I think it’s traditional in Thailand for the family of someone who dies to wear black or white for 100 days, signaling that they are in mourning. This makes a lot of sense to me now, though I’m not actually doing it. Would be great if my wardrobe signaled to people that, hey, I’m in mourning, and that is why I am especially mean or tender or humorless. It would be a gesture that offers explanation without asking for forgiveness.
You know, on the one hand I would like to preserve the dignity of my relationship with my father by encapsulating it in a single, crystalline essay that expresses my deep love for him. On the other hand, my grief can be acidic, or sharp and piercing, or a dull ache. A laugh or two can bubble up from the muck. Sometimes I let it stew inside, but sometimes I just want to throw my guts on the wall. I don’t know.
(from the LA Times)
What do you do if someone in the same tier is dumping in your circle (not my mom)?
If you’re me, you have a fight, storm out, see that the driveway is being blocked by the other car, contemplate going back in the house for the keys, not want to deflate your storm out by having to re-enter the room where the other party is, be deterred from a walk by the blazing valley August afternoon sun, and instead sit in your car, parked in the garage, texting everyone you know and blasting Olivia Newton-John on your headphones until the other person drives off.

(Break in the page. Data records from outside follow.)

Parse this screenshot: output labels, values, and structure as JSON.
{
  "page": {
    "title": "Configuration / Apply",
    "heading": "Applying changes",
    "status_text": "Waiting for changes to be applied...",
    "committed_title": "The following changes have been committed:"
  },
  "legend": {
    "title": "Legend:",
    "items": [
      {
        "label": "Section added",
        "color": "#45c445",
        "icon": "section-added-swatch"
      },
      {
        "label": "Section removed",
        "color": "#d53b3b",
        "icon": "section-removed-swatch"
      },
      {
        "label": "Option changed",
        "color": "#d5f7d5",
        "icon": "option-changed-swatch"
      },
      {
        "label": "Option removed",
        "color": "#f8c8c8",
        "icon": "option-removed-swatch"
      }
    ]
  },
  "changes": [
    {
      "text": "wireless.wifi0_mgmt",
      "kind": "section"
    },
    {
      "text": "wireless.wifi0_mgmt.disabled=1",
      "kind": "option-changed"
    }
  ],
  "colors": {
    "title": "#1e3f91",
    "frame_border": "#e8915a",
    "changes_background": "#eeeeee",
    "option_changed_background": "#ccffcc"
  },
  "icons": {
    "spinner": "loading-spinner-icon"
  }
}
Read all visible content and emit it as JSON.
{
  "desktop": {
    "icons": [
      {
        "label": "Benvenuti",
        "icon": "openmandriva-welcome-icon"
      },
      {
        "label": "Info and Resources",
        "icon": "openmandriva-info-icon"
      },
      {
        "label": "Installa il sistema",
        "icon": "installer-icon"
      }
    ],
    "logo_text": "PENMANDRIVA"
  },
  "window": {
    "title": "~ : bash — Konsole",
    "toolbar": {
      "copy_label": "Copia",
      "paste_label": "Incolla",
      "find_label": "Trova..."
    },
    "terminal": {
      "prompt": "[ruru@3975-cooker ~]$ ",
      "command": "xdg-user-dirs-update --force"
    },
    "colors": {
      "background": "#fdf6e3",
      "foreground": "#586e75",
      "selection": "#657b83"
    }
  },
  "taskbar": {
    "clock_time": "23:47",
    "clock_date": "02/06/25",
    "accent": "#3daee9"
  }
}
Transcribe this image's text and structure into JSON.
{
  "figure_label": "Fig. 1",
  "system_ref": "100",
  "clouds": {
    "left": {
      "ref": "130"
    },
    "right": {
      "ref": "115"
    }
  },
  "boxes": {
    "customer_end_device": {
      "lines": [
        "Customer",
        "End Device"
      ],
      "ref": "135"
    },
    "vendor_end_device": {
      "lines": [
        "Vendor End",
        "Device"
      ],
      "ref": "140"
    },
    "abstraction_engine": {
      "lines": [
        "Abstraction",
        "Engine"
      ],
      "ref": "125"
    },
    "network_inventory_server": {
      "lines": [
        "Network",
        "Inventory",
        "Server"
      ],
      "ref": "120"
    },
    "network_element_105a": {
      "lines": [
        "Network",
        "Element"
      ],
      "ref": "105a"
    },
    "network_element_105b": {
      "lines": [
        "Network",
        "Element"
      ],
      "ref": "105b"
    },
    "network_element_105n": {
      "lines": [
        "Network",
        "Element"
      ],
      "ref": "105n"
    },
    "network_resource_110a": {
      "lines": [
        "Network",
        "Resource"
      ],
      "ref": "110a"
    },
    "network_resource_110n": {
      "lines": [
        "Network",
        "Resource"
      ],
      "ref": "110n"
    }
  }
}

As I didn’t drive until last year, I can’t even say it feels like I’m a teenager again.